Onset of long-term cooling of Greenland near the Eocene-Oligocene boundary as revealed by branched tetraether lipids

The Eocene-Oligocene (E-O) boundary interval is considered to be one of the major transitions in Earth’s climate, witnessing the fi rst major expansion of the East Antarctic Ice Sheet. However, the

Increased seasonality through the Eocene to Oligocene transition in northern high latitudes

Northern high-latitude terrestrial climate estimates for the Eocene to Oligocene interval, based on bioclimatic analysis of terrestrially derived spore and pollen assemblages preserved in marine sediments from the Norwegian–Greenland Sea indicate a cooling of ∼5 °C in cold-month (winter) mean temperatures to 0–2‬C, and a concomitant increased seasonality before the Oi-1 glaciation event.

Evidence for middle Eocene Arctic sea ice from diatoms and ice-rafted debris

The data establish a 2-Myr record of sea ice, documenting the transition from a warm, ice-free environment to one dominated by winter sea ice at the start of the middle Eocene climatic cooling phase.

Global Cooling During the Eocene-Oligocene Climate Transition

About 34 million years ago, Earth's climate shifted from a relatively ice-free world to one with glacial conditions on Antarctica characterized by substantial ice sheets. How Earth's temperature



The Cenozoic palaeoenvironment of the Arctic Ocean

This record of the Neogene reveals cooling of the Arctic that was synchronous with the expansion of Greenland ice and East Antarctic ice and supporting arguments for bipolar symmetry in climate change.

Evidence for massive discharges of icebergs into the North Atlantic ocean during the last glacial period

SEDIMENTS in the North Atlantic ocean contain a series of layers that are rich in ice-rafted debris and unusually poor in foraminifera1. Here we present evidence that the most recent six of these

Unlocking the Ice House: Oligocene‐Miocene oxygen isotopes, eustasy, and margin erosion

Oxygen isotope records and glaciomarine sediments indicate at least an intermittent presence of large continental ice sheets on Antarctica since the earliest Oligocene (circa 35 Ma). The growth and

Rapid Cenozoic glaciation of Antarctica induced by declining atmospheric CO2

In this simulation, declining Cenozoic CO2 first leads to the formation of small, highly dynamic ice caps on high Antarctic plateaux, and at a later time, a CO2 threshold is crossed, initiating ice-sheet height/mass-balance feedbacks that cause the ice caps to expand rapidly with large orbital variations, eventually coalescing into a continental-scale East Antarctic Ice Sheet.

Eocene bipolar glaciation associated with global carbon cycle changes

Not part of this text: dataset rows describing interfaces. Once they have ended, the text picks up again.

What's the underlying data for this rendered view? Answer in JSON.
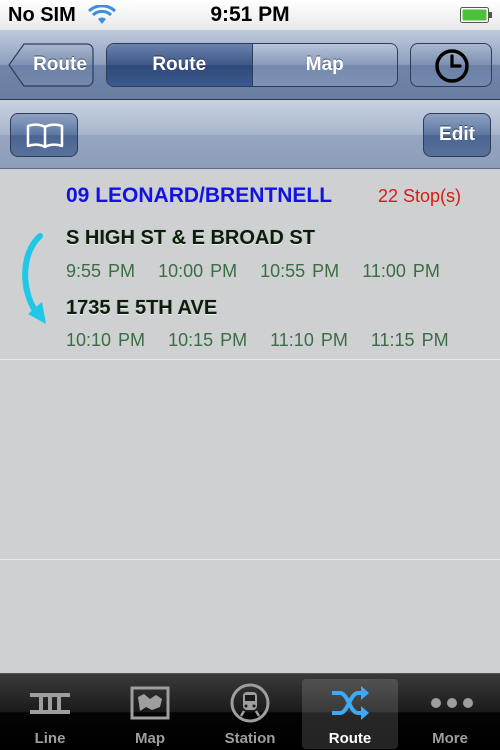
{
  "status_bar": {
    "carrier": "No SIM",
    "time": "9:51 PM"
  },
  "nav": {
    "back_label": "Route",
    "segments": [
      "Route",
      "Map"
    ],
    "active_segment": "Route",
    "clock_icon": "clock-icon"
  },
  "toolbar": {
    "book_icon": "book-icon",
    "edit_label": "Edit"
  },
  "route": {
    "name": "09 LEONARD/BRENTNELL",
    "stops_count": "22 Stop(s)",
    "from": {
      "name": "S HIGH ST & E BROAD ST",
      "times": [
        "9:55 PM",
        "10:00 PM",
        "10:55 PM",
        "11:00 PM"
      ]
    },
    "to": {
      "name": "1735 E 5TH AVE",
      "times": [
        "10:10 PM",
        "10:15 PM",
        "11:10 PM",
        "11:15 PM"
      ]
    }
  },
  "tabs": [
    {
      "label": "Line",
      "icon": "rail-track-icon"
    },
    {
      "label": "Map",
      "icon": "map-icon"
    },
    {
      "label": "Station",
      "icon": "train-icon"
    },
    {
      "label": "Route",
      "icon": "shuffle-icon",
      "selected": true
    },
    {
      "label": "More",
      "icon": "more-icon"
    }
  ],
  "colors": {
    "route_name": "#1212e6",
    "stops": "#d41d16",
    "times": "#3b6d45",
    "arrow": "#1ec8e6"
  }
}
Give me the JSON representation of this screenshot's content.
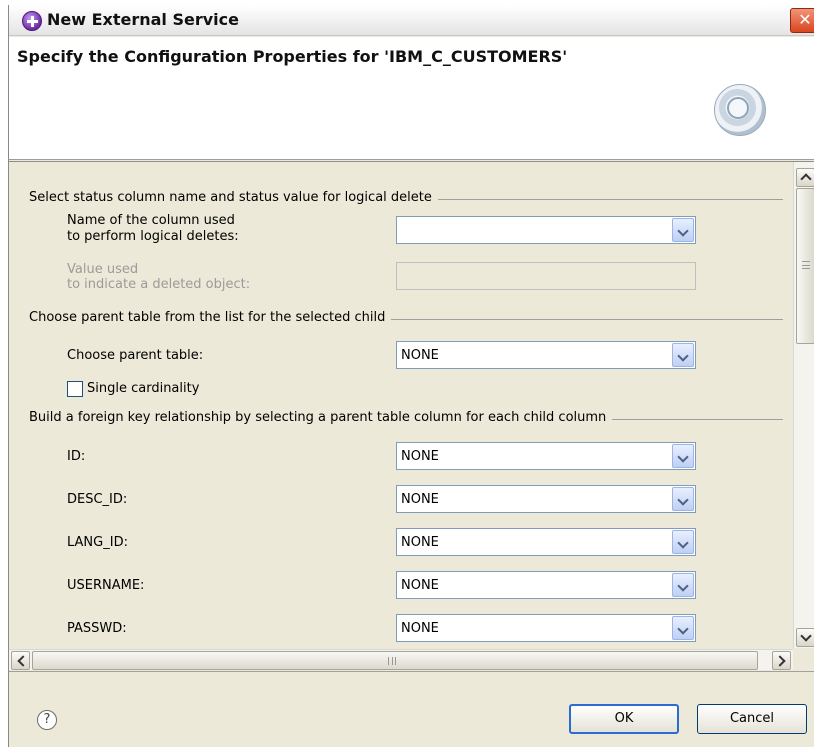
{
  "window": {
    "title": "New External Service"
  },
  "header": {
    "title": "Specify the Configuration Properties for 'IBM_C_CUSTOMERS'"
  },
  "icons": {
    "title": "service-wizard-icon",
    "close": "close-icon",
    "wizard": "wizard-banner-icon",
    "help": "help-icon"
  },
  "sections": {
    "logical_delete": {
      "title": "Select status column name and status value for logical delete",
      "column_label_line1": "Name of the column used",
      "column_label_line2": "to perform logical deletes:",
      "column_value": "",
      "value_label_line1": "Value used",
      "value_label_line2": "to indicate a deleted object:"
    },
    "parent_table": {
      "title": "Choose parent table from the list for the selected child",
      "choose_label": "Choose parent table:",
      "choose_value": "NONE",
      "single_cardinality_label": "Single cardinality",
      "single_cardinality_checked": false
    },
    "foreign_key": {
      "title": "Build a foreign key relationship by selecting a parent table column for each child column",
      "rows": [
        {
          "label": "ID:",
          "value": "NONE"
        },
        {
          "label": "DESC_ID:",
          "value": "NONE"
        },
        {
          "label": "LANG_ID:",
          "value": "NONE"
        },
        {
          "label": "USERNAME:",
          "value": "NONE"
        },
        {
          "label": "PASSWD:",
          "value": "NONE"
        }
      ]
    }
  },
  "footer": {
    "help_symbol": "?",
    "ok_label": "OK",
    "cancel_label": "Cancel"
  }
}
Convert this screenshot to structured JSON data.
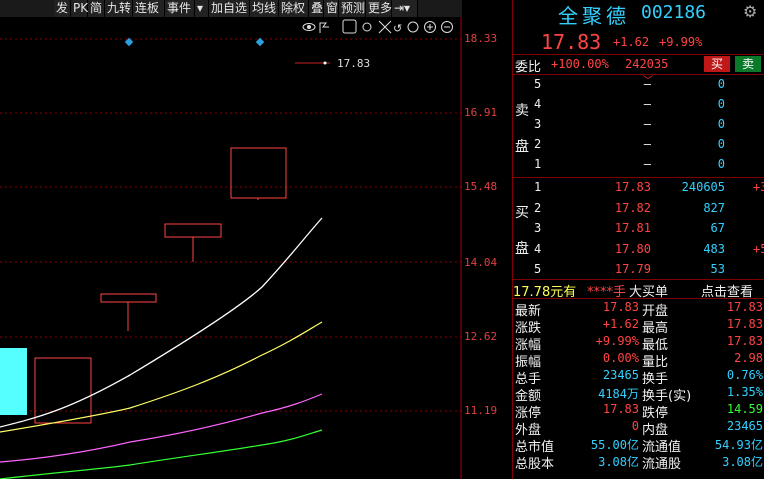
{
  "toolbar": {
    "items": [
      "发",
      "PK",
      "简",
      "九转",
      "连板",
      "事件",
      "加自选",
      "均线",
      "除权",
      "叠",
      "窗",
      "预测",
      "更多"
    ]
  },
  "chart": {
    "price_label": "17.83",
    "y_ticks": [
      "18.33",
      "16.91",
      "15.48",
      "14.04",
      "12.62",
      "11.19"
    ]
  },
  "stock": {
    "name": "全聚德",
    "code": "002186",
    "price": "17.83",
    "change": "+1.62",
    "change_pct": "+9.99%"
  },
  "weibi": {
    "label": "委比",
    "pct": "+100.00%",
    "diff": "242035",
    "sell_btn": "买",
    "buy_btn": "卖"
  },
  "sell_label": [
    "卖",
    "盘"
  ],
  "buy_label": [
    "买",
    "盘"
  ],
  "asks": [
    {
      "lvl": "5",
      "price": "–",
      "vol": "0"
    },
    {
      "lvl": "4",
      "price": "–",
      "vol": "0"
    },
    {
      "lvl": "3",
      "price": "–",
      "vol": "0"
    },
    {
      "lvl": "2",
      "price": "–",
      "vol": "0"
    },
    {
      "lvl": "1",
      "price": "–",
      "vol": "0"
    }
  ],
  "bids": [
    {
      "lvl": "1",
      "price": "17.83",
      "vol": "240605",
      "extra": "+3"
    },
    {
      "lvl": "2",
      "price": "17.82",
      "vol": "827",
      "extra": ""
    },
    {
      "lvl": "3",
      "price": "17.81",
      "vol": "67",
      "extra": ""
    },
    {
      "lvl": "4",
      "price": "17.80",
      "vol": "483",
      "extra": "+5"
    },
    {
      "lvl": "5",
      "price": "17.79",
      "vol": "53",
      "extra": ""
    }
  ],
  "bigorder": {
    "price": "17.78元有",
    "stars": "****手",
    "label": "大买单",
    "link": "点击查看"
  },
  "stats": [
    {
      "l": "最新",
      "v": "17.83",
      "vc": "red",
      "l2": "开盘",
      "v2": "17.83",
      "v2c": "red"
    },
    {
      "l": "涨跌",
      "v": "+1.62",
      "vc": "red",
      "l2": "最高",
      "v2": "17.83",
      "v2c": "red"
    },
    {
      "l": "涨幅",
      "v": "+9.99%",
      "vc": "red",
      "l2": "最低",
      "v2": "17.83",
      "v2c": "red"
    },
    {
      "l": "振幅",
      "v": "0.00%",
      "vc": "red",
      "l2": "量比",
      "v2": "2.98",
      "v2c": "red"
    },
    {
      "l": "总手",
      "v": "23465",
      "vc": "cyan",
      "l2": "换手",
      "v2": "0.76%",
      "v2c": "cyan"
    },
    {
      "l": "金额",
      "v": "4184万",
      "vc": "cyan",
      "l2": "换手(实)",
      "v2": "1.35%",
      "v2c": "cyan"
    },
    {
      "l": "涨停",
      "v": "17.83",
      "vc": "red",
      "l2": "跌停",
      "v2": "14.59",
      "v2c": "green"
    },
    {
      "l": "外盘",
      "v": "0",
      "vc": "red",
      "l2": "内盘",
      "v2": "23465",
      "v2c": "cyan"
    },
    {
      "l": "总市值",
      "v": "55.00亿",
      "vc": "cyan",
      "l2": "流通值",
      "v2": "54.93亿",
      "v2c": "cyan"
    },
    {
      "l": "总股本",
      "v": "3.08亿",
      "vc": "cyan",
      "l2": "流通股",
      "v2": "3.08亿",
      "v2c": "cyan"
    }
  ]
}
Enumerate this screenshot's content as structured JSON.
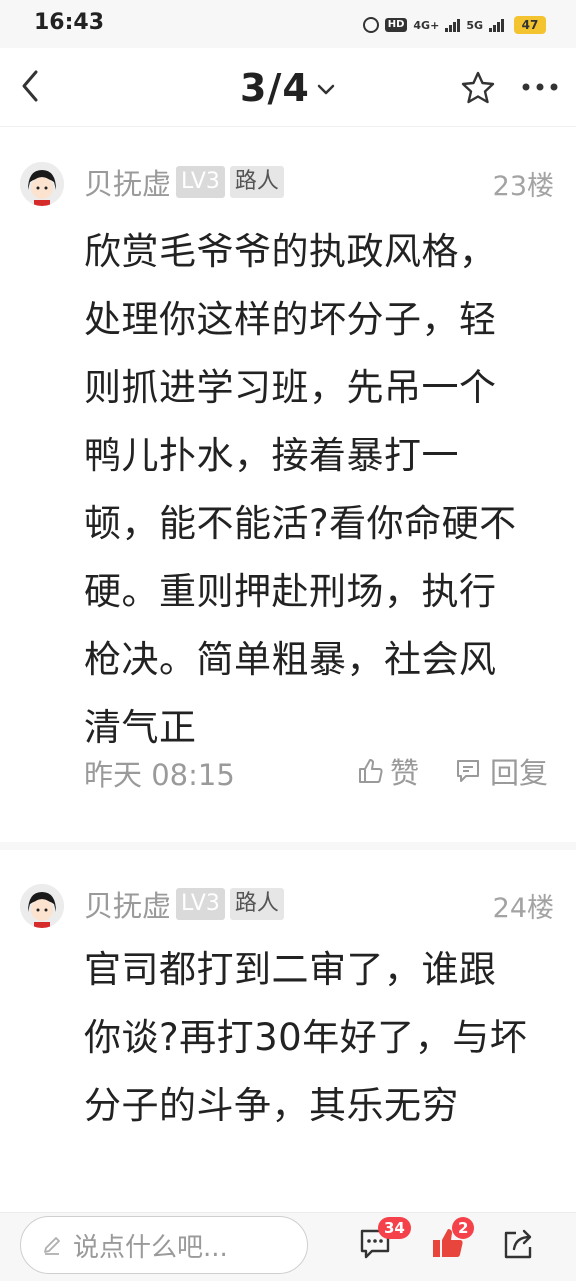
{
  "status_bar": {
    "time": "16:43",
    "hd_label": "HD",
    "net1": "4G+",
    "net2": "5G",
    "battery": "47"
  },
  "nav": {
    "page_indicator": "3/4",
    "icons": [
      "back-icon",
      "chevron-down-icon",
      "star-icon",
      "more-icon"
    ]
  },
  "comments": [
    {
      "author": "贝抚虚",
      "level": "LV3",
      "tag": "路人",
      "floor": "23楼",
      "text": "欣赏毛爷爷的执政风格，处理你这样的坏分子，轻则抓进学习班，先吊一个鸭儿扑水，接着暴打一顿，能不能活?看你命硬不硬。重则押赴刑场，执行枪决。简单粗暴，社会风清气正",
      "time": "昨天 08:15",
      "like_label": "赞",
      "reply_label": "回复"
    },
    {
      "author": "贝抚虚",
      "level": "LV3",
      "tag": "路人",
      "floor": "24楼",
      "text": "官司都打到二审了，谁跟你谈?再打30年好了，与坏分子的斗争，其乐无穷"
    }
  ],
  "bottom_bar": {
    "input_placeholder": "说点什么吧...",
    "comments_count": "34",
    "likes_count": "2"
  },
  "colors": {
    "accent_red": "#f5424a",
    "text_primary": "#222222",
    "text_secondary": "#9a9a9a"
  }
}
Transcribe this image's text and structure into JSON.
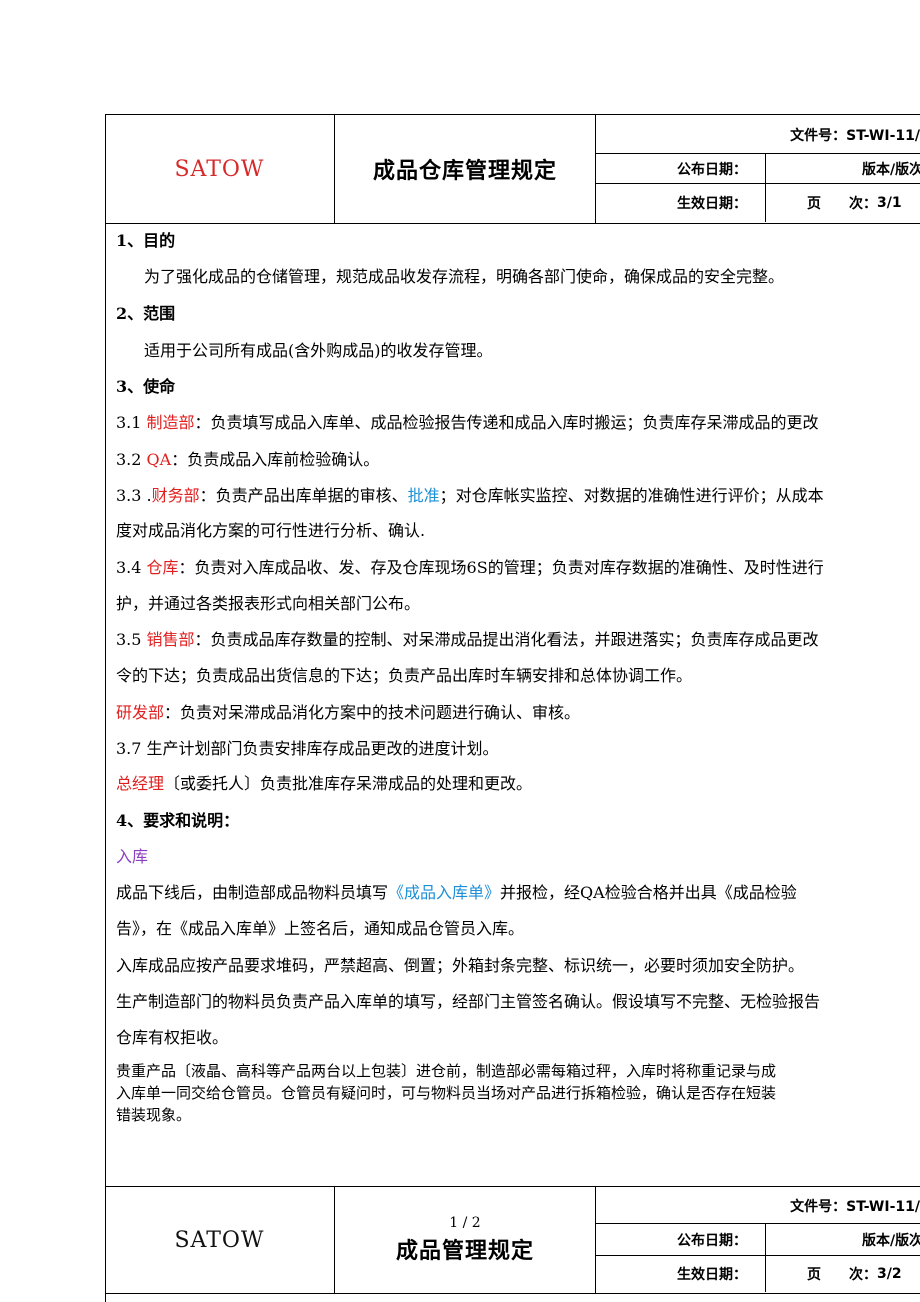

The transition from the extreme global warmth of the early Eocene ‘greenhouse’ climate ∼55 million years ago to the present glaciated state is one of the most prominent changes in Earth's climatic

Rapid stepwise onset of Antarctic glaciation and deeper calcite compensation in the Pacific Ocean

The changes in oxygen-isotope composition across the Eocene/Oligocene boundary are too large to be explained by Antarctic ice-sheet growth alone and must therefore also indicate contemporaneous global cooling and/or Northern Hemisphere glaciation.

Cenozoic deep-Sea temperatures and global ice volumes from Mg/Ca in benthic foraminiferal calcite

A deep-sea temperature record for the past 50 million years has been produced from the magnesium/calcium ratio (Mg/Ca) in benthic foraminiferal calcite. The record is strikingly similar in form to

Late Cretaceous-early Tertiary stratigraphy of the Kangerdlugssuaq area, east Greenland, and the age of opening of the north-east Atlantic

In central east Greenland, on the Blosseville Coast to the east of Kangerdiugssuaq, late Cretaceous–early Tertiary sediments (here termed the Kangerdlugssuaq Group) underlie c. 9 km of Tertiary

Central Arctic Ocean Sediment Texture: A Key to Ice Transport Mechanisms

The perennial Arctic Ocean ice-cover consists of sea ice and glacial ice. Sea ice is most common today but at times during the Late Cenozoic, glacial ice has been extremely abundant. Both sea ice and